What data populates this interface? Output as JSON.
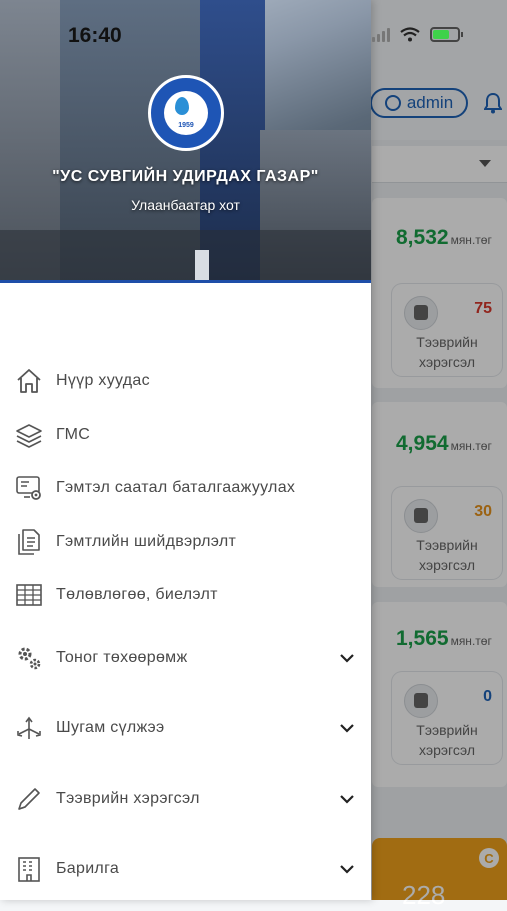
{
  "status_bar": {
    "time": "16:40"
  },
  "background": {
    "user_label": "admin",
    "cards": [
      {
        "amount": "8,532",
        "unit": "мян.төг",
        "vehicle_count": "75",
        "vehicle_count_color": "#d9382c",
        "vehicle_label": "Тээврийн хэрэгсэл"
      },
      {
        "amount": "4,954",
        "unit": "мян.төг",
        "vehicle_count": "30",
        "vehicle_count_color": "#e8931c",
        "vehicle_label": "Тээврийн хэрэгсэл"
      },
      {
        "amount": "1,565",
        "unit": "мян.төг",
        "vehicle_count": "0",
        "vehicle_count_color": "#1e63b8",
        "vehicle_label": "Тээврийн хэрэгсэл"
      }
    ],
    "bottom_card_value": "228",
    "bottom_card_badge": "C"
  },
  "drawer": {
    "org_name": "\"УС СУВГИЙН УДИРДАХ ГАЗАР\"",
    "org_city": "Улаанбаатар хот",
    "logo_year": "1959",
    "menu": [
      {
        "label": "Нүүр хуудас",
        "icon": "home-icon"
      },
      {
        "label": "ГМС",
        "icon": "layers-icon"
      },
      {
        "label": "Гэмтэл саатал баталгаажуулах",
        "icon": "monitor-gear-icon"
      },
      {
        "label": "Гэмтлийн шийдвэрлэлт",
        "icon": "documents-icon"
      },
      {
        "label": "Төлөвлөгөө, биелэлт",
        "icon": "table-icon"
      },
      {
        "label": "Тоног төхөөрөмж",
        "icon": "gears-icon",
        "expandable": true
      },
      {
        "label": "Шугам сүлжээ",
        "icon": "network-icon",
        "expandable": true
      },
      {
        "label": "Тээврийн хэрэгсэл",
        "icon": "pencil-icon",
        "expandable": true
      },
      {
        "label": "Барилга",
        "icon": "building-icon",
        "expandable": true
      }
    ]
  },
  "colors": {
    "accent": "#1e63b8",
    "amount_green": "#1aa04a"
  }
}
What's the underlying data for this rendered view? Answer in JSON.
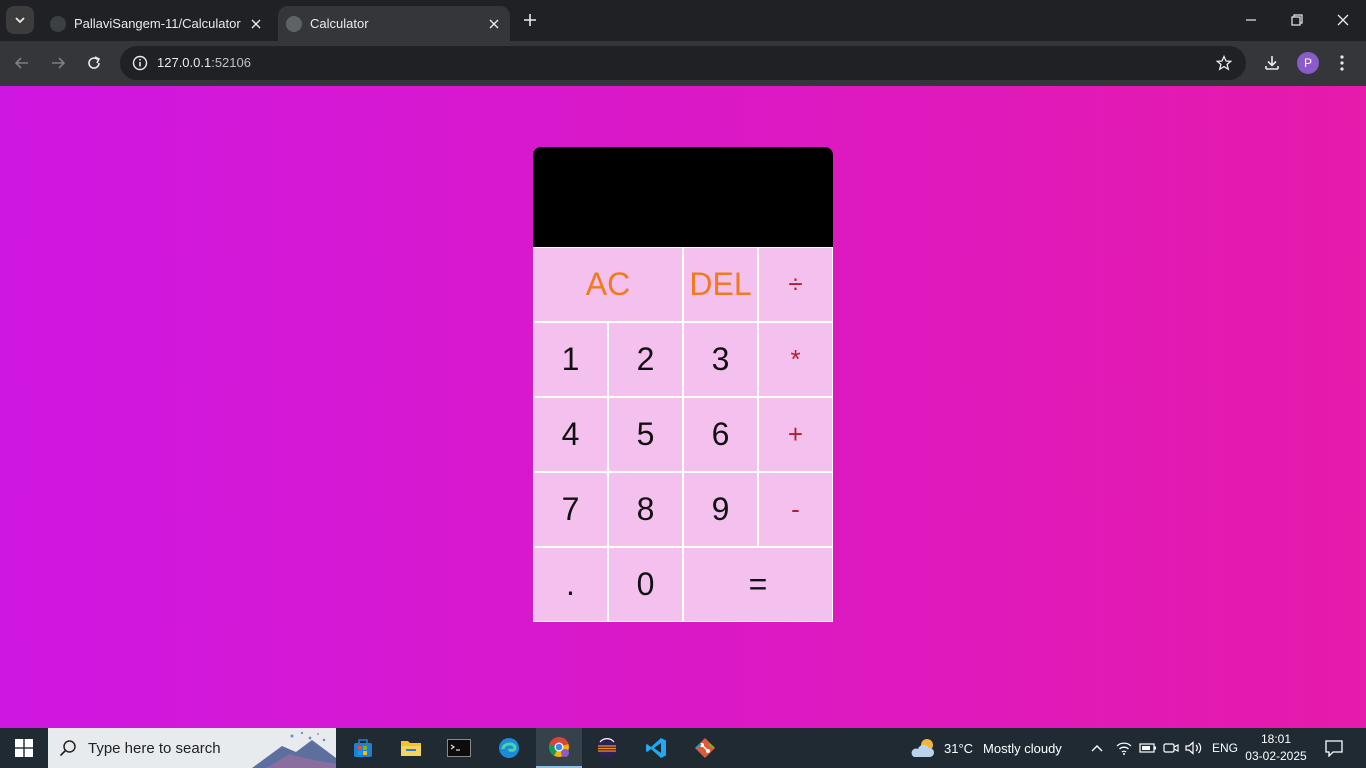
{
  "browser": {
    "tabs": [
      {
        "title": "PallaviSangem-11/Calculator",
        "active": false
      },
      {
        "title": "Calculator",
        "active": true
      }
    ],
    "address": {
      "host": "127.0.0.1",
      "port": ":52106"
    },
    "profile_initial": "P"
  },
  "calculator": {
    "display_value": "",
    "keys": [
      {
        "label": "AC",
        "style": "orange",
        "span": 2
      },
      {
        "label": "DEL",
        "style": "orange",
        "span": 1
      },
      {
        "label": "÷",
        "style": "op",
        "span": 1
      },
      {
        "label": "1",
        "style": "digit",
        "span": 1
      },
      {
        "label": "2",
        "style": "digit",
        "span": 1
      },
      {
        "label": "3",
        "style": "digit",
        "span": 1
      },
      {
        "label": "*",
        "style": "op",
        "span": 1
      },
      {
        "label": "4",
        "style": "digit",
        "span": 1
      },
      {
        "label": "5",
        "style": "digit",
        "span": 1
      },
      {
        "label": "6",
        "style": "digit",
        "span": 1
      },
      {
        "label": "+",
        "style": "op",
        "span": 1
      },
      {
        "label": "7",
        "style": "digit",
        "span": 1
      },
      {
        "label": "8",
        "style": "digit",
        "span": 1
      },
      {
        "label": "9",
        "style": "digit",
        "span": 1
      },
      {
        "label": "-",
        "style": "op",
        "span": 1
      },
      {
        "label": ".",
        "style": "digit",
        "span": 1
      },
      {
        "label": "0",
        "style": "digit",
        "span": 1
      },
      {
        "label": "=",
        "style": "digit",
        "span": 2
      }
    ],
    "colors": {
      "gradient_start": "#cf17e2",
      "gradient_end": "#e61aab",
      "key_bg": "#f4c1ef",
      "key_orange": "#f07b1e",
      "key_op": "#b11e2e"
    }
  },
  "taskbar": {
    "search_placeholder": "Type here to search",
    "apps": [
      "microsoft-store-icon",
      "file-explorer-icon",
      "terminal-icon",
      "edge-icon",
      "chrome-icon",
      "eclipse-icon",
      "vscode-icon",
      "git-icon"
    ],
    "weather": {
      "temp": "31°C",
      "condition": "Mostly cloudy"
    },
    "language": "ENG",
    "time": "18:01",
    "date": "03-02-2025"
  }
}
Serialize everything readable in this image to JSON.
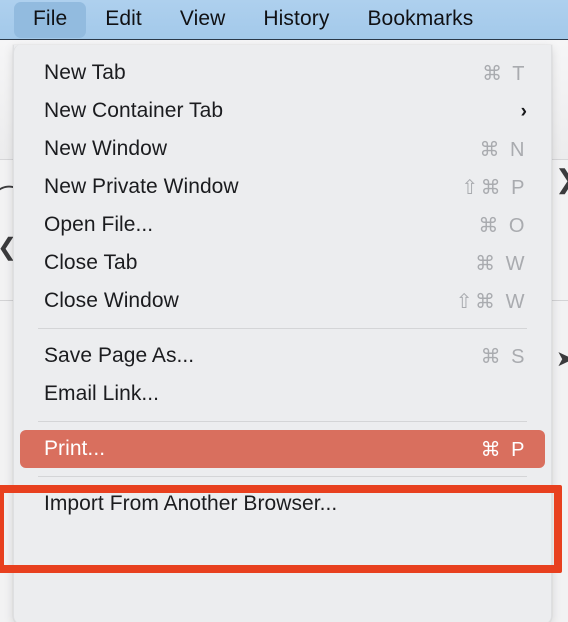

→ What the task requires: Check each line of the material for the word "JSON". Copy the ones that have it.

→ Solution to the problem:
What data populates this interface? Output as JSON.
What's the underlying data for this rendered view? Answer in JSON.
Serialize everything readable in this image to JSON.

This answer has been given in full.